TVUUC’s Buice says that, to him, “Religion is about comforting the afflicted and afflicting the comfortable.” At the Salvation Army Wednesday night service, that feeling is overwhelming. About half mostly made up of the small congregation appears to have wandered over from the shelter. The other half is mostly elderly people who’ve been given rides here by other members or social workers. Interestingly, it is the only racially diverse service I attend. The Caucasian female pastor calls on Miss Eve, a skinny, elderly African-American woman to open the service in prayer. She is earnest and direct, and long-winded, as if she’s said many prayers in her life. “Lord we want to make a place for you in our hearts,” she says.

“Ya’ll pick a song,” says Salvation Army corp. member Sonja Anderson, in the soft tone of a babysitter. “Anybody have a favorite?” We sing “Blessed Assur-ance,” one I remember from childhood.

This is my story/this is my song/praising my savior/all the day long

The song comes to a reluctant close, and Anderson asks if anything positive happened to anyone today. “I didn’t get locked up today, even though I violated my probation, they let me go,” says one wiry man.

“That’s real good,” says Anderson, unflinching.

“I woke up today and that’s good. I’m feeling good today,” says another elderly woman with a large halo of shiny black curls.

During prayer requests, one woman asks to add her name, as she had a mammogram turn up with a possible tumor. Another woman breaks down into tears over her troubled son and her own financial crisis.

Then, Anderson reads from a devotional book called Stand in The Gap , which she says she picked up at a thrift store. “It’s by faith that we have been made acceptable to God,” she says. “We gladly suffer because it helps us know that we will be able to endure.”

The purpose of religion couldn’t be more starkly apparent than it is here at the Salvation Army. Faith, for those who are truly in need of it, functions to ease the suffering in life. Here, there is no mention of controlling others’ lifestyles, or even bringing others to God. It is enough that they are here. Today.

Then, someone requests to sing “Amazing Grace.” No one needs a hymnal this time; the words are etched in everyone’s memory.

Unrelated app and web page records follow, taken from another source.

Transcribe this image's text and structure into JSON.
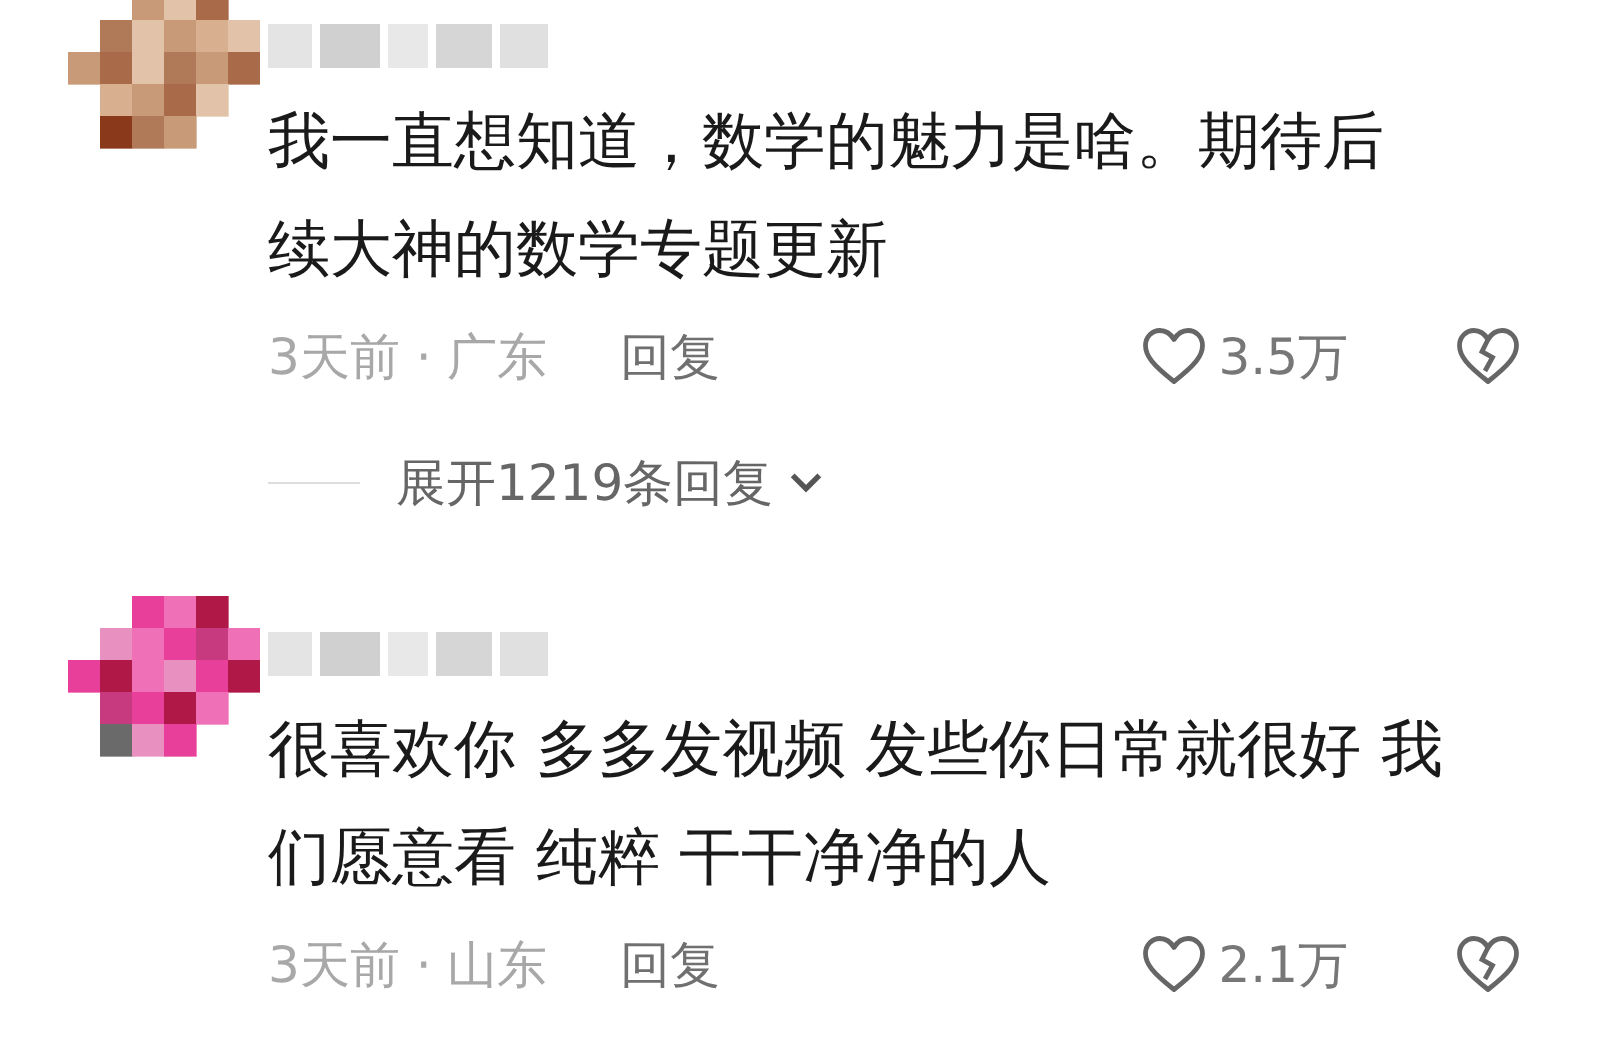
{
  "comments": [
    {
      "text_lines": [
        "我一直想知道，数学的魅力是啥。期待后",
        "续大神的数学专题更新"
      ],
      "time_location": "3天前 · 广东",
      "reply": "回复",
      "likes": "3.5万",
      "replies_link": "展开1219条回复"
    },
    {
      "text_lines": [
        "很喜欢你 多多发视频 发些你日常就很好 我",
        "们愿意看 纯粹 干干净净的人"
      ],
      "time_location": "3天前 · 山东",
      "reply": "回复",
      "likes": "2.1万"
    }
  ]
}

Amazing grace/how sweet the sound/that saved a wretch like me/I once was lost/but now I’m found/ was blind but now I see

The voices are off-key and dissonant, mingling together and rising up in a prayer that’s both shabby and wrought with holiness. Closing my eyes, there is a childish comfort. The familiar words swaddle me and I want to grab someone’s hand or poke their hip and ask them for a wadded up Kleenex, but no one is there next to me. Still, it’s enough, to stand, be calm, and sing out.